***I’m pretty sure this has something to do with metallurgy in the world of science, but let’s pretend words don’t have meanings and just roll with this new and exciting definition for now.
Black Metal traces the story of Sam and Shawn Stronghand, twin brothers orphaned at birth whose devotion to the grimmest, kvltest metal imaginable has been the defining feature in their lives. While some of you may be turned off by the notion of spending time with tween characters, fret not–just enough pages are spent framing junior high microdrama and it becomes pretty clear, pretty quickly that this book doesn’t dwell on Scott Pilgrim navel-gazing but rather favors splattery, Satanic mayhem. The brothers team up with a group of lovable losers, and while I realize that “lovable losers” is usually another narrative yellow flag, a self-aware sense of humor prevents things from getting saccharine. After the true destiny of the Brothers Stronghand is revealed (thanks to exposition provided by an Immortal-inspired band named Frost Axe), the story is freed to go completely off the rails into supernatural insanity, ping-ponging between Hell, Heaven, and even Valhalla over the course of its three volumes.

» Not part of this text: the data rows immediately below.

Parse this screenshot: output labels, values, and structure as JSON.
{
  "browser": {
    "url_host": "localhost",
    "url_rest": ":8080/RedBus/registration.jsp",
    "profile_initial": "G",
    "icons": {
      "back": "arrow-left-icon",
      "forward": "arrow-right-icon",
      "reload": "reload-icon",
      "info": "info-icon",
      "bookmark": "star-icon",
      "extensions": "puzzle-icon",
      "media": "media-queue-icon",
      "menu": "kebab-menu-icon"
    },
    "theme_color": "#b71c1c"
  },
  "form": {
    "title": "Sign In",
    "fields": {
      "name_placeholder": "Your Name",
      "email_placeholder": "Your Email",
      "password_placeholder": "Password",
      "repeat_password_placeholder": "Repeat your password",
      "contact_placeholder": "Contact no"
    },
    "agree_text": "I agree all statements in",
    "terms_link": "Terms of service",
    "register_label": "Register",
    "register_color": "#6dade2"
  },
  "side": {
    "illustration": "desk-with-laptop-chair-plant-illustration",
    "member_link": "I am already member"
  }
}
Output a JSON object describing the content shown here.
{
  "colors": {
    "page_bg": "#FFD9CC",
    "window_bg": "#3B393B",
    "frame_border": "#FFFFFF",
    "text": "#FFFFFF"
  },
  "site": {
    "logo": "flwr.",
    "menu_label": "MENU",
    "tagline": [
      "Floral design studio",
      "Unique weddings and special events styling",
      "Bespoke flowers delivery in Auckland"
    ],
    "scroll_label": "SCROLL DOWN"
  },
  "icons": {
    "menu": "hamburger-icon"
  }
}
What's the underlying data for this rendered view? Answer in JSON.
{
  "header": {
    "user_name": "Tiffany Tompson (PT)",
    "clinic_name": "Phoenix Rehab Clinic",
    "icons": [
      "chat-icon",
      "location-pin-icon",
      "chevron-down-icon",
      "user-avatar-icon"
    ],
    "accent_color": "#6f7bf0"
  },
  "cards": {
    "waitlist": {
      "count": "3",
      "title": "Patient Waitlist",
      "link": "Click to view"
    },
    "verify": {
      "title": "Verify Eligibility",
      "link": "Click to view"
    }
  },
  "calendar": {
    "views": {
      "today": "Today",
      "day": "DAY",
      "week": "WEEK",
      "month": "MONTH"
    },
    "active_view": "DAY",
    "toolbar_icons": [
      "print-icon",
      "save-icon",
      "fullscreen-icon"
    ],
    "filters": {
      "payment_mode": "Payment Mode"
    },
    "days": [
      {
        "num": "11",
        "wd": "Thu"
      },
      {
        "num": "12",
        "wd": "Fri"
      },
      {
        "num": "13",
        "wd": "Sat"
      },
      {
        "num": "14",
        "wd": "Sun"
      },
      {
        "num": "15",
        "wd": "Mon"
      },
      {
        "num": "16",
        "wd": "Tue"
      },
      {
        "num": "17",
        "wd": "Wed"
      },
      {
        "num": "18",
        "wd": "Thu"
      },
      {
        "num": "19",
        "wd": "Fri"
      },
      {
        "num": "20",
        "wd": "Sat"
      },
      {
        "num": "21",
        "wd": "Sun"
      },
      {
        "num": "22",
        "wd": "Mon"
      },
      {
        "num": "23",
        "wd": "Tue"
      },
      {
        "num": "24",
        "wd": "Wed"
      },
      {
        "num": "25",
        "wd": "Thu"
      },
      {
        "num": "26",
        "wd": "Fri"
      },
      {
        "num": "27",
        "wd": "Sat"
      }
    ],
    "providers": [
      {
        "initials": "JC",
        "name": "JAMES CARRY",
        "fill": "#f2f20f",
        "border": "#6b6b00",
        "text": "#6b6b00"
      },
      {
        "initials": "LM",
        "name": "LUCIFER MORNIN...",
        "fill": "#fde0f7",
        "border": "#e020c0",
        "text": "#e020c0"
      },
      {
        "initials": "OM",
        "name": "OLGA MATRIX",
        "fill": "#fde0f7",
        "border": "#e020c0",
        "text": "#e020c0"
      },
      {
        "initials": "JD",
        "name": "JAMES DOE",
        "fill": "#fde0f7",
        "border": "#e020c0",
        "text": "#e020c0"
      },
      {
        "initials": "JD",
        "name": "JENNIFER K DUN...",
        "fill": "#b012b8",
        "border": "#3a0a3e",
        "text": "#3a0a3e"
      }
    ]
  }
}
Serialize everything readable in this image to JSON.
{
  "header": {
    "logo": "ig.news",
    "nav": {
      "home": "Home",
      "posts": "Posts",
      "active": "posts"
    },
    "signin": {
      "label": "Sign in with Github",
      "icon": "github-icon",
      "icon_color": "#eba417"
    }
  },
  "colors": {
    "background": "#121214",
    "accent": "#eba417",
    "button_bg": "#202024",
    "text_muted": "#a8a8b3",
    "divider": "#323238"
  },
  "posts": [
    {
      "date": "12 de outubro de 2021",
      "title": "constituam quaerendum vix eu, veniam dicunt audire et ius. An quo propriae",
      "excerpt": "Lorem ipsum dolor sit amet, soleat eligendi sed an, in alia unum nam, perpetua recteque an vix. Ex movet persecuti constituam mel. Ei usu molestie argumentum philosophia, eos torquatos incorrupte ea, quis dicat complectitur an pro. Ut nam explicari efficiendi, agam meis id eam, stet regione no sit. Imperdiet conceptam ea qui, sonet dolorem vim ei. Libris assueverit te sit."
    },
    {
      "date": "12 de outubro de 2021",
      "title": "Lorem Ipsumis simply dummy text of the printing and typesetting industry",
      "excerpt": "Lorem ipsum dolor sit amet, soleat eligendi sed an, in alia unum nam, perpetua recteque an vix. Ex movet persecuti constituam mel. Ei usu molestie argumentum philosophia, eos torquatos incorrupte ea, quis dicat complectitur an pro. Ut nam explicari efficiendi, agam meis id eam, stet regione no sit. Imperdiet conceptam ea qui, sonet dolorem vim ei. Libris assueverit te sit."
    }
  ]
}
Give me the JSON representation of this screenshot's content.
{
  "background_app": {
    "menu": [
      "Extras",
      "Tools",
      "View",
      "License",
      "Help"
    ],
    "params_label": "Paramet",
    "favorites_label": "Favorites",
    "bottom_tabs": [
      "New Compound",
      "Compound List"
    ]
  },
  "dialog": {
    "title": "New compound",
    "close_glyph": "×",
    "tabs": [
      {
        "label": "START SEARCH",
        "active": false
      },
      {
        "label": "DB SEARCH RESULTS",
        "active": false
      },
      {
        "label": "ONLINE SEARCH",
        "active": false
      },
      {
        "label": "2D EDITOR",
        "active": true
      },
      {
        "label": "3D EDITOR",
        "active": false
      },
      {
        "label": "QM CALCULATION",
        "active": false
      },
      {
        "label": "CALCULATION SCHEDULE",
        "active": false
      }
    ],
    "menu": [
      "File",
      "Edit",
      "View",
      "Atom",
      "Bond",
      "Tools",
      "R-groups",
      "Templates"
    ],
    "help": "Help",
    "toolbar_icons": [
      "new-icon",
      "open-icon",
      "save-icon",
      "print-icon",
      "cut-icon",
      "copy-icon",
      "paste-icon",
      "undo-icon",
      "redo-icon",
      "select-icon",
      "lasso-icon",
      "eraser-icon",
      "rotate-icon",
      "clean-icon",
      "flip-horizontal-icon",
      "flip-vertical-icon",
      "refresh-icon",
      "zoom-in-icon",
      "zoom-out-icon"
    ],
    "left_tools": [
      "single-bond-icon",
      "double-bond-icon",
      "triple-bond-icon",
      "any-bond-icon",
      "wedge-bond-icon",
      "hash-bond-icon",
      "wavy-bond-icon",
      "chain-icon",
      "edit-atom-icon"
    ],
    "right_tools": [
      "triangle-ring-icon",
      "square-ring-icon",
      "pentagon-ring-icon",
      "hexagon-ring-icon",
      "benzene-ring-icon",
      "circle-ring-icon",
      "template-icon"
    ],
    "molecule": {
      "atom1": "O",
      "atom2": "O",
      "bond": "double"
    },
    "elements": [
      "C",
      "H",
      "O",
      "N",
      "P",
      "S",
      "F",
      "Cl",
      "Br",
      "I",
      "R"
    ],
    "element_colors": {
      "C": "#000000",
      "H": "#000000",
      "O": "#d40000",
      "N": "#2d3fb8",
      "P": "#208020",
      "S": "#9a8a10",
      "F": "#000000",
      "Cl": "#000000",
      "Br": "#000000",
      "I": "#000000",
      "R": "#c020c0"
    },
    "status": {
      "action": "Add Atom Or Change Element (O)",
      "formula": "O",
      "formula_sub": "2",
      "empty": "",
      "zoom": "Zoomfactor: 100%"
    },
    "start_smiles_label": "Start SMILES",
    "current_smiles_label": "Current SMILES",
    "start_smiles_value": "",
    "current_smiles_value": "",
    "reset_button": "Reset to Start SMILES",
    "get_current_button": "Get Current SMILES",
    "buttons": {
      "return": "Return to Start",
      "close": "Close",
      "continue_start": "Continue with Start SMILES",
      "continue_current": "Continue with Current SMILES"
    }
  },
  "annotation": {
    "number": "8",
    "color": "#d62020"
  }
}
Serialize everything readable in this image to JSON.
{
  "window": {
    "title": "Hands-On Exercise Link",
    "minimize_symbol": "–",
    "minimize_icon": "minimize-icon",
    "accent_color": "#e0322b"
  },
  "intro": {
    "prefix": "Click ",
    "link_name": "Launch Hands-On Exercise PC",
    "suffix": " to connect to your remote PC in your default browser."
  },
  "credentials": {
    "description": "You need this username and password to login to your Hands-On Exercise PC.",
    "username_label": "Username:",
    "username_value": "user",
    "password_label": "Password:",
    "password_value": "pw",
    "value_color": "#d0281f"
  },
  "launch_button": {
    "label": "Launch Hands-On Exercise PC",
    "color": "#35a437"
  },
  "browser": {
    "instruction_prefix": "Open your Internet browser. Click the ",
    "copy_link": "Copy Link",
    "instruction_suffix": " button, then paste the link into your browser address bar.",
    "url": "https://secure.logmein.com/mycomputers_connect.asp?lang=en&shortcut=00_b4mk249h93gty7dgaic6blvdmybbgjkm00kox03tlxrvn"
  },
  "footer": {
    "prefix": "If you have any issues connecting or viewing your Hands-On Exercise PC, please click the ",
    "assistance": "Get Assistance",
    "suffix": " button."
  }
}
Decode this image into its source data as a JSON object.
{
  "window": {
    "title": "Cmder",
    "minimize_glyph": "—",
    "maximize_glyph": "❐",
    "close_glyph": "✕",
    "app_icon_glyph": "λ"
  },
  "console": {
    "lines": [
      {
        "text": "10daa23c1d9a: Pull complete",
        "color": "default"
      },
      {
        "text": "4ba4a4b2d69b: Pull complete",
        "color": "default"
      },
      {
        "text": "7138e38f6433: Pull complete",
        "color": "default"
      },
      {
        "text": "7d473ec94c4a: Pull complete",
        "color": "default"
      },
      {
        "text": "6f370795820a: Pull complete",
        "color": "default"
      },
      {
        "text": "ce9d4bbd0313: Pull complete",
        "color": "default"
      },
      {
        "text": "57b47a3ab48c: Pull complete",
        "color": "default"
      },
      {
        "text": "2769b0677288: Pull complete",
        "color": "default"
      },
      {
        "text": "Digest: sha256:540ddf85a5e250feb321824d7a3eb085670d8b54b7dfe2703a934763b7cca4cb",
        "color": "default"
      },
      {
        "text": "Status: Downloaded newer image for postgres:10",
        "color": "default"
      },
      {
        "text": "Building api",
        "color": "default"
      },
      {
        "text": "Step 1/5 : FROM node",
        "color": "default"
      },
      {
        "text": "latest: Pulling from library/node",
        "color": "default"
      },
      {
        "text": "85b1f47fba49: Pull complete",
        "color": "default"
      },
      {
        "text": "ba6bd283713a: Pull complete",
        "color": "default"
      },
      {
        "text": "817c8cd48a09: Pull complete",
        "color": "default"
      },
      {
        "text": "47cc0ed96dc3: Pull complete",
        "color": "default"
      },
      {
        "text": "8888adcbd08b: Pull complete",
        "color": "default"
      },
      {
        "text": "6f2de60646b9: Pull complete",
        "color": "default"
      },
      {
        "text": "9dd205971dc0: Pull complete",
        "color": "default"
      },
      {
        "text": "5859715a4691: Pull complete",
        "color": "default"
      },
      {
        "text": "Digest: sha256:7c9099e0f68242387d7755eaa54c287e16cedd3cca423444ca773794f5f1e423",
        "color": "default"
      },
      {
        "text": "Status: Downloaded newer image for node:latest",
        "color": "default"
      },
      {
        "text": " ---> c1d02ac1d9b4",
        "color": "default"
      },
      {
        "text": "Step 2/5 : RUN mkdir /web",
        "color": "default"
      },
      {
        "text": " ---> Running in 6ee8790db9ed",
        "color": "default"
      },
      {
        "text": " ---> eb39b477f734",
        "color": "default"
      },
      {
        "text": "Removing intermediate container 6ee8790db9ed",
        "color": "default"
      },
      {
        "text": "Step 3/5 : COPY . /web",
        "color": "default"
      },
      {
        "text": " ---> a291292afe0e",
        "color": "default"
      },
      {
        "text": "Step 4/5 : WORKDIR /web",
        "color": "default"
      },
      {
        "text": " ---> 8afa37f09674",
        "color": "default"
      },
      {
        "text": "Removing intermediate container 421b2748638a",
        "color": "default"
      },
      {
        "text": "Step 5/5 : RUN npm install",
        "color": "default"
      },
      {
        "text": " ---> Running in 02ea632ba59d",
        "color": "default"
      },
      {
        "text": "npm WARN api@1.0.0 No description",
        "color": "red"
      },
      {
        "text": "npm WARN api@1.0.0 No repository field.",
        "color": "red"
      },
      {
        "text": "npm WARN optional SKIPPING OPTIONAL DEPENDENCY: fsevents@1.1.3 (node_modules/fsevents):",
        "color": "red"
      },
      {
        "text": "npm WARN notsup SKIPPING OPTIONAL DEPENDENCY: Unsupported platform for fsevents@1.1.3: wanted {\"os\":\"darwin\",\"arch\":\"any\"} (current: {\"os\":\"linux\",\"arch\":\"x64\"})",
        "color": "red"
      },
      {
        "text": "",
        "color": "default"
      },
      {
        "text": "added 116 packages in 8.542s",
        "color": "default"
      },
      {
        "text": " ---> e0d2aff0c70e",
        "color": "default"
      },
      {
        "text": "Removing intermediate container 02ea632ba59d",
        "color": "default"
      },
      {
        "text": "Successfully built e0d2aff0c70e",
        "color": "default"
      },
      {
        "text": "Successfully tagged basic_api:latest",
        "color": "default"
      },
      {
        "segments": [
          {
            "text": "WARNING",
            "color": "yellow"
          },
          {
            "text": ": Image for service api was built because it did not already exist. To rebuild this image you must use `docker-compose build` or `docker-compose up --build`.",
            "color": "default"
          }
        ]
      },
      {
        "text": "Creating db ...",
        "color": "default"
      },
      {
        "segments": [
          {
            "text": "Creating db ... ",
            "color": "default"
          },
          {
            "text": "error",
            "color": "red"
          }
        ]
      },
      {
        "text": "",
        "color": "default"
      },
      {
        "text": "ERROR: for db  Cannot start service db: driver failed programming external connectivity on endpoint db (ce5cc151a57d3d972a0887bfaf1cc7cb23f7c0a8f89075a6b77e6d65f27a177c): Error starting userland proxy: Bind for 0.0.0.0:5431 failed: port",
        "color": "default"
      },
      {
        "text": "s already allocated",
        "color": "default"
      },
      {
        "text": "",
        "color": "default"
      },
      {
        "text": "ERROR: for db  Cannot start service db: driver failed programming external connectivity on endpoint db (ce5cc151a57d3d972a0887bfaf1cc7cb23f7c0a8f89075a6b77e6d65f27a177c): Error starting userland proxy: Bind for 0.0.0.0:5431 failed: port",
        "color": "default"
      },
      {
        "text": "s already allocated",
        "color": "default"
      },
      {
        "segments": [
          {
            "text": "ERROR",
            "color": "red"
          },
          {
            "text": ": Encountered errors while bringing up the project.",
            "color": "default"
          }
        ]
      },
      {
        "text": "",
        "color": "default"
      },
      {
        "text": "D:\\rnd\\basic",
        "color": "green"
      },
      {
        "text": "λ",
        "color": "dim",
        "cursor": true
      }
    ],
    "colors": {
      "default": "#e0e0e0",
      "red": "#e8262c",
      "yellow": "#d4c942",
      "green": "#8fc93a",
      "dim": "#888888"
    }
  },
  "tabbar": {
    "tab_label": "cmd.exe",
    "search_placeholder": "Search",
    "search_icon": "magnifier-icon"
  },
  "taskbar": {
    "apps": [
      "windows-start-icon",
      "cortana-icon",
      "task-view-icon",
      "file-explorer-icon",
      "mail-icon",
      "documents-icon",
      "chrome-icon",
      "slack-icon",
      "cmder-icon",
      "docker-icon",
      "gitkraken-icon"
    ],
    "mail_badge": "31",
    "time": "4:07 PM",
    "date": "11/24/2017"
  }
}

Creators Rick Spears and Chuck BB are quick to display their status as metal insiders, peppering their comic with references that will resonate with fellow fans. In addition to subtle name-dropping via posters and t-shirts, there are some delightfully clever dialogue snippets that are directly quoted from metal lyrics (the exclamation “you are so Black Wizards!” was a favorite moment, referencing as it does Emperor’s “I Am the Black Wizards”). The series is never inaccessible to non-metalheads, however–Black Metal has enough manic charm to win over readers who might flee from the seething aggression of the music that is its namesake.
Chuck BB’s black-and-white artwork has a jagged, expressive energy that propels the story from page to page. Off-kilter panel layouts and prominent halftone dots show the influence of manga while the simplified, angular character designs are a nod to the ultra-flat animation style of American fare found on Cartoon Network and Nickelodeon. The juxtaposition of ridiculously dark dialogue with the ugly-cute drawing style certainly earns laughs early on, but the story’s escalating gruesomeness–which includes eye gouging, decapitations, disembowelments, and flying limbs–takes on absurd humor when rendered in this style. The level of violence might be overly X-rated if splashed across the page in garish color, but Chuck BB’s linework keeps the demonic ooze and rotting flesh of the visuals well on the lighter side of splatstick.
Perhaps the most surprising thing about Black Metal is its feel-good heart. As someone who grew up on 80s tween adventure fare like The Goonies and Monster Squad, there’s a chamber of my blackened, ossified heart that really loves an underdog story with an improbably happy ending. Not to give too much away (part of the joy of this particular comics series is in its ludicrously convoluted plot), but after a series of cliffhangers, betrayals, shocks, and tragedies, there’s a remarkably heartwarming ending to the story of the Brothers Strongheart.
Next time you need a break from the non-stop misery parade of life, and being pummeled by extreme music doesn’t feel like the kind of catharsis you need, consider spending a few hours with this different kind of Black Metal. It’s a book that will remind you why you fell in love with metal in the first place.